#### Exercise aim
Go through the data and copy every line exactly, but not the images.

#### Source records

»»

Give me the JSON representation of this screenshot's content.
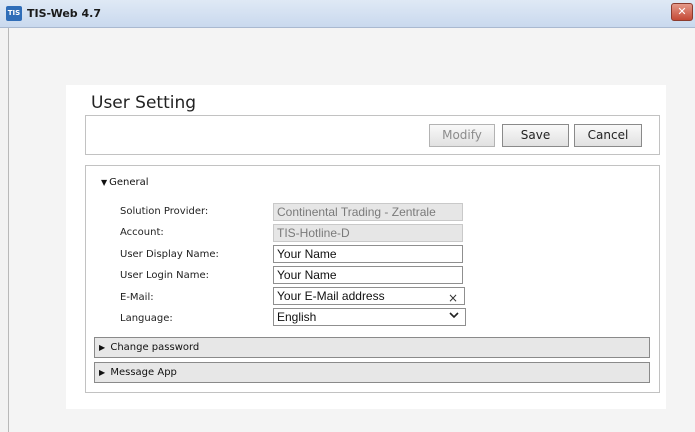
{
  "window": {
    "app_icon_text": "TIS",
    "title": "TIS-Web 4.7",
    "close_glyph": "✕"
  },
  "page": {
    "title": "User Setting"
  },
  "toolbar": {
    "modify_label": "Modify",
    "save_label": "Save",
    "cancel_label": "Cancel"
  },
  "general": {
    "header": "General",
    "fields": {
      "solution_provider": {
        "label": "Solution Provider:",
        "value": "Continental Trading - Zentrale"
      },
      "account": {
        "label": "Account:",
        "value": "TIS-Hotline-D"
      },
      "display_name": {
        "label": "User Display Name:",
        "value": "Your Name"
      },
      "login_name": {
        "label": "User Login Name:",
        "value": "Your Name"
      },
      "email": {
        "label": "E-Mail:",
        "value": "Your E-Mail address",
        "clear_glyph": "×"
      },
      "language": {
        "label": "Language:",
        "value": "English"
      }
    }
  },
  "sections": {
    "change_password": "Change password",
    "message_app": "Message App"
  },
  "icons": {
    "expanded": "triangle-down-icon",
    "collapsed": "triangle-right-icon",
    "dropdown": "chevron-down-icon"
  }
}
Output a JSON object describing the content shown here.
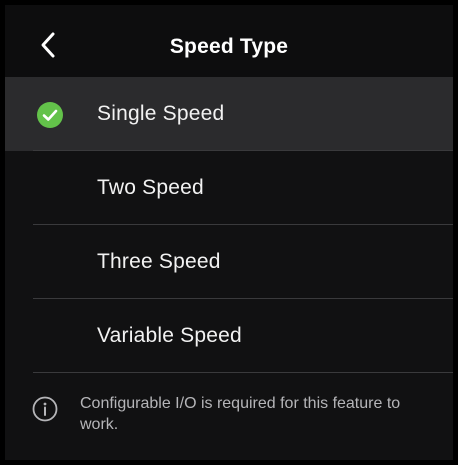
{
  "header": {
    "back_icon": "chevron-left-icon",
    "title": "Speed Type"
  },
  "options": [
    {
      "label": "Single Speed",
      "selected": true
    },
    {
      "label": "Two Speed",
      "selected": false
    },
    {
      "label": "Three Speed",
      "selected": false
    },
    {
      "label": "Variable Speed",
      "selected": false
    }
  ],
  "info": {
    "icon": "info-icon",
    "text": "Configurable I/O is required for this feature to work."
  },
  "colors": {
    "accent_check": "#63c24a",
    "selected_row": "#2b2b2d",
    "background": "#111112"
  }
}
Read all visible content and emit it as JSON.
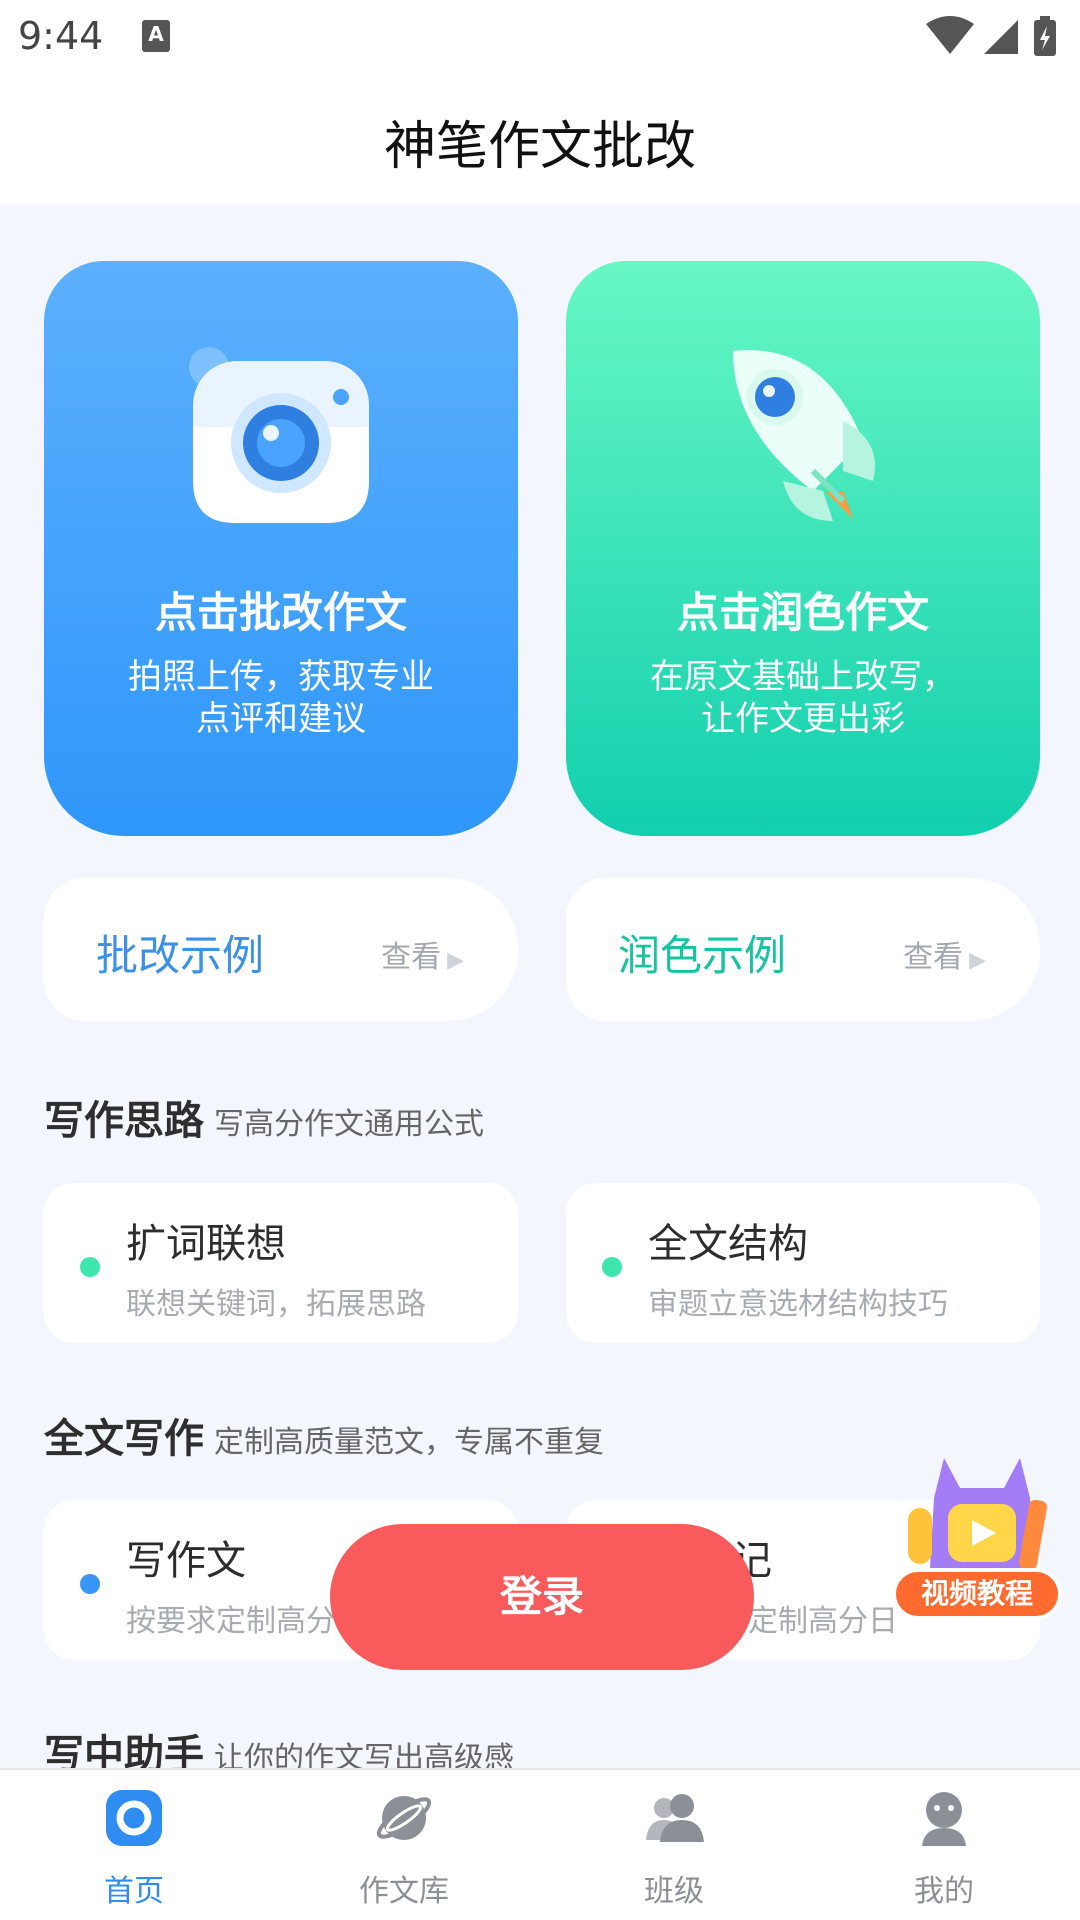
{
  "status_bar": {
    "time": "9:44",
    "notification_icon": "A"
  },
  "header": {
    "title": "神笔作文批改"
  },
  "cards": {
    "correct": {
      "title": "点击批改作文",
      "subtitle_line1": "拍照上传，获取专业",
      "subtitle_line2": "点评和建议",
      "icon": "camera-icon"
    },
    "polish": {
      "title": "点击润色作文",
      "subtitle_line1": "在原文基础上改写，",
      "subtitle_line2": "让作文更出彩",
      "icon": "rocket-icon"
    }
  },
  "examples": {
    "correct": {
      "label": "批改示例",
      "view": "查看"
    },
    "polish": {
      "label": "润色示例",
      "view": "查看"
    }
  },
  "sections": {
    "ideas": {
      "heading": "写作思路",
      "sub": "写高分作文通用公式",
      "items": [
        {
          "title": "扩词联想",
          "desc": "联想关键词，拓展思路"
        },
        {
          "title": "全文结构",
          "desc": "审题立意选材结构技巧"
        }
      ]
    },
    "full": {
      "heading": "全文写作",
      "sub": "定制高质量范文，专属不重复",
      "items": [
        {
          "title": "写作文",
          "desc": "按要求定制高分"
        },
        {
          "title": "记",
          "desc": "定制高分日"
        }
      ]
    },
    "assist": {
      "heading": "写中助手",
      "sub": "让你的作文写出高级感"
    }
  },
  "login_button": "登录",
  "video_badge": "视频教程",
  "bottom_nav": [
    {
      "label": "首页",
      "icon": "home-icon",
      "active": true
    },
    {
      "label": "作文库",
      "icon": "planet-icon",
      "active": false
    },
    {
      "label": "班级",
      "icon": "class-icon",
      "active": false
    },
    {
      "label": "我的",
      "icon": "profile-icon",
      "active": false
    }
  ],
  "colors": {
    "blue": "#2f97fb",
    "green": "#12cfae",
    "login": "#f95a5c",
    "nav_active": "#2f8cf0"
  }
}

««

#### Written response
Give me the JSON representation of this screenshot's content.
{
  "window": {
    "app_icon_text": "TIS",
    "title": "TIS-Web 4.7",
    "close_glyph": "✕"
  },
  "page": {
    "title": "User Setting"
  },
  "toolbar": {
    "modify_label": "Modify",
    "save_label": "Save",
    "cancel_label": "Cancel"
  },
  "general": {
    "header": "General",
    "fields": {
      "solution_provider": {
        "label": "Solution Provider:",
        "value": "Continental Trading - Zentrale"
      },
      "account": {
        "label": "Account:",
        "value": "TIS-Hotline-D"
      },
      "display_name": {
        "label": "User Display Name:",
        "value": "Your Name"
      },
      "login_name": {
        "label": "User Login Name:",
        "value": "Your Name"
      },
      "email": {
        "label": "E-Mail:",
        "value": "Your E-Mail address",
        "clear_glyph": "×"
      },
      "language": {
        "label": "Language:",
        "value": "English"
      }
    }
  },
  "sections": {
    "change_password": "Change password",
    "message_app": "Message App"
  },
  "icons": {
    "expanded": "triangle-down-icon",
    "collapsed": "triangle-right-icon",
    "dropdown": "chevron-down-icon"
  }
}
Output a JSON object describing the content shown here.
{
  "header": {
    "back_icon": "chevron-left-icon",
    "title": "Speed Type"
  },
  "options": [
    {
      "label": "Single Speed",
      "selected": true
    },
    {
      "label": "Two Speed",
      "selected": false
    },
    {
      "label": "Three Speed",
      "selected": false
    },
    {
      "label": "Variable Speed",
      "selected": false
    }
  ],
  "info": {
    "icon": "info-icon",
    "text": "Configurable I/O is required for this feature to work."
  },
  "colors": {
    "accent_check": "#63c24a",
    "selected_row": "#2b2b2d",
    "background": "#111112"
  }
}
Read all visible content and emit it as JSON.
{
  "status_bar": {
    "time": "9:44",
    "notification_icon": "A"
  },
  "header": {
    "title": "神笔作文批改"
  },
  "cards": {
    "correct": {
      "title": "点击批改作文",
      "subtitle_line1": "拍照上传，获取专业",
      "subtitle_line2": "点评和建议",
      "icon": "camera-icon"
    },
    "polish": {
      "title": "点击润色作文",
      "subtitle_line1": "在原文基础上改写，",
      "subtitle_line2": "让作文更出彩",
      "icon": "rocket-icon"
    }
  },
  "examples": {
    "correct": {
      "label": "批改示例",
      "view": "查看"
    },
    "polish": {
      "label": "润色示例",
      "view": "查看"
    }
  },
  "sections": {
    "ideas": {
      "heading": "写作思路",
      "sub": "写高分作文通用公式",
      "items": [
        {
          "title": "扩词联想",
          "desc": "联想关键词，拓展思路"
        },
        {
          "title": "全文结构",
          "desc": "审题立意选材结构技巧"
        }
      ]
    },
    "full": {
      "heading": "全文写作",
      "sub": "定制高质量范文，专属不重复",
      "items": [
        {
          "title": "写作文",
          "desc": "按要求定制高分"
        },
        {
          "title": "记",
          "desc": "定制高分日"
        }
      ]
    },
    "assist": {
      "heading": "写中助手",
      "sub": "让你的作文写出高级感"
    }
  },
  "login_button": "登录",
  "video_badge": "视频教程",
  "bottom_nav": [
    {
      "label": "首页",
      "icon": "home-icon",
      "active": true
    },
    {
      "label": "作文库",
      "icon": "planet-icon",
      "active": false
    },
    {
      "label": "班级",
      "icon": "class-icon",
      "active": false
    },
    {
      "label": "我的",
      "icon": "profile-icon",
      "active": false
    }
  ],
  "colors": {
    "blue": "#2f97fb",
    "green": "#12cfae",
    "login": "#f95a5c",
    "nav_active": "#2f8cf0"
  }
}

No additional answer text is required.